Issue: Whether or not the execution is proper.
Held: No. At first blush, it would appear that the recourse pursued by petitioners could elicit a favorable response from us in as much as the proof of service of the summons upon petitioners does not indicate impossibility of personal service, a condition precedent for resorting to substituted service. Even then, and assuming in gratia argumenti that the statutory norms on service of summons have not been strictly complied with, still, any defect in form and in the manner of effecting service thereof were nonetheless erased when petitioners’ counsel moved to re-examine the impugned decision and posed a subsequent bid on appeal to impede immediate execution. Indeed, such demeanor is tantamount to voluntary submission to the competencia of the court within the purview of Section 23, Rule 14 of the Revised Rules of Court since any mode of appearance in court by a defendant or his lawyer is equivalent to service of summons, absent any indication that the appearance of counsel for petitioner was precisely to protest the jurisdiction of the court over the person of defendant.

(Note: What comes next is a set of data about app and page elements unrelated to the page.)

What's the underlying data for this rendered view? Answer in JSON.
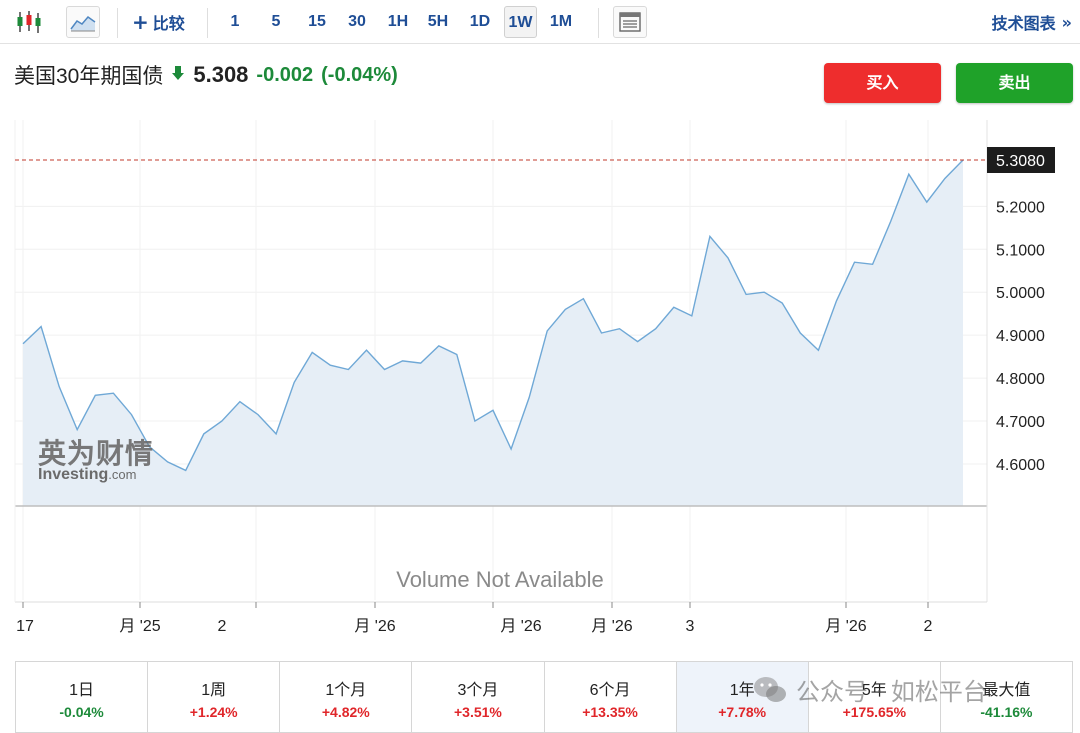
{
  "toolbar": {
    "compare_label": "比较",
    "intervals": [
      "1",
      "5",
      "15",
      "30",
      "1H",
      "5H",
      "1D",
      "1W",
      "1M"
    ],
    "active_interval": "1W",
    "tech_chart_label": "技术图表",
    "tech_chart_chevron": "»",
    "icons": [
      "candlestick-icon",
      "area-chart-icon",
      "plus-icon",
      "layout-icon",
      "arrow-down-icon"
    ]
  },
  "instrument": {
    "name": "美国30年期国债",
    "price": "5.308",
    "change": "-0.002",
    "change_pct": "(-0.04%)"
  },
  "trade": {
    "buy_label": "买入",
    "sell_label": "卖出"
  },
  "colors": {
    "link": "#1f4e96",
    "down": "#1d8a3a",
    "up": "#e0262a",
    "buy": "#ee2d2d",
    "sell": "#1fa229",
    "line": "#6fa8d6",
    "fill": "#e6eef6"
  },
  "chart_data": {
    "type": "area",
    "y": [
      4.88,
      4.92,
      4.78,
      4.68,
      4.76,
      4.765,
      4.715,
      4.64,
      4.605,
      4.585,
      4.67,
      4.7,
      4.745,
      4.715,
      4.67,
      4.79,
      4.86,
      4.83,
      4.82,
      4.865,
      4.82,
      4.84,
      4.835,
      4.875,
      4.855,
      4.7,
      4.725,
      4.635,
      4.755,
      4.91,
      4.96,
      4.985,
      4.905,
      4.915,
      4.885,
      4.915,
      4.965,
      4.945,
      5.13,
      5.08,
      4.995,
      5.0,
      4.975,
      4.905,
      4.865,
      4.98,
      5.07,
      5.065,
      5.165,
      5.275,
      5.21,
      5.265,
      5.308
    ],
    "x_tick_labels": [
      "17",
      "月 '25",
      "2",
      "月 '26",
      "月 '26",
      "月 '26",
      "3",
      "月 '26",
      "2"
    ],
    "y_tick_labels": [
      "5.2000",
      "5.1000",
      "5.0000",
      "4.9000",
      "4.8000",
      "4.7000",
      "4.6000"
    ],
    "y_ticks": [
      5.2,
      5.1,
      5.0,
      4.9,
      4.8,
      4.7,
      4.6
    ],
    "last_value_label": "5.3080",
    "last_value": 5.308,
    "volume_text": "Volume Not Available",
    "watermark_cn": "英为财情",
    "watermark_en_a": "Investing",
    "watermark_en_b": ".com",
    "grid": true
  },
  "periods": [
    {
      "label": "1日",
      "value": "-0.04%",
      "dir": "neg"
    },
    {
      "label": "1周",
      "value": "+1.24%",
      "dir": "pos"
    },
    {
      "label": "1个月",
      "value": "+4.82%",
      "dir": "pos"
    },
    {
      "label": "3个月",
      "value": "+3.51%",
      "dir": "pos"
    },
    {
      "label": "6个月",
      "value": "+13.35%",
      "dir": "pos"
    },
    {
      "label": "1年",
      "value": "+7.78%",
      "dir": "pos",
      "active": true
    },
    {
      "label": "5年",
      "value": "+175.65%",
      "dir": "pos"
    },
    {
      "label": "最大值",
      "value": "-41.16%",
      "dir": "neg"
    }
  ],
  "wechat_overlay": "公众号 · 如松平台"
}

Neither can We treat the motion for reconsideration directed against the unfavorable disposition as a special appearance founded on the sole challenge on invalid service of summons since the application therefor raised another ground on failure to state a cause of action when conciliation proceedings at the barangay level were allegedly bypassed, nay, disregarded.
The fact that petitioners are supposedly occupying a parcel of land other than the realty claimed by private respondent deserves scant consideration since a clarification on a factual query of this nature is proscribed by the second paragraph, Section 2 of Rule 45 of the Revised Rules of Court. Verily, counsel for petitioners’ assertion in the notice of appeal filed with respondent judge that the grievance to be elevated to this Court will focus “fully on a question of law” is a self-defeating posture and operates as a legal bar for us to dwell into the truth or falsehood of such factual premise.
Petitioners argue next that execution pending appeal was ordered without any prior notice to them. This notion is also devoid of substance since it erroneously suggests that the court is duty-bound to notify petitioners of the immediate enforcement of the appealed .appeal under Section 2, Rule 39 of the Revised Rules of Court who is obliged to serve a copy of such motion on the adverse party’s counsel, which, on the face of the subject motion, was effected by personal delivery.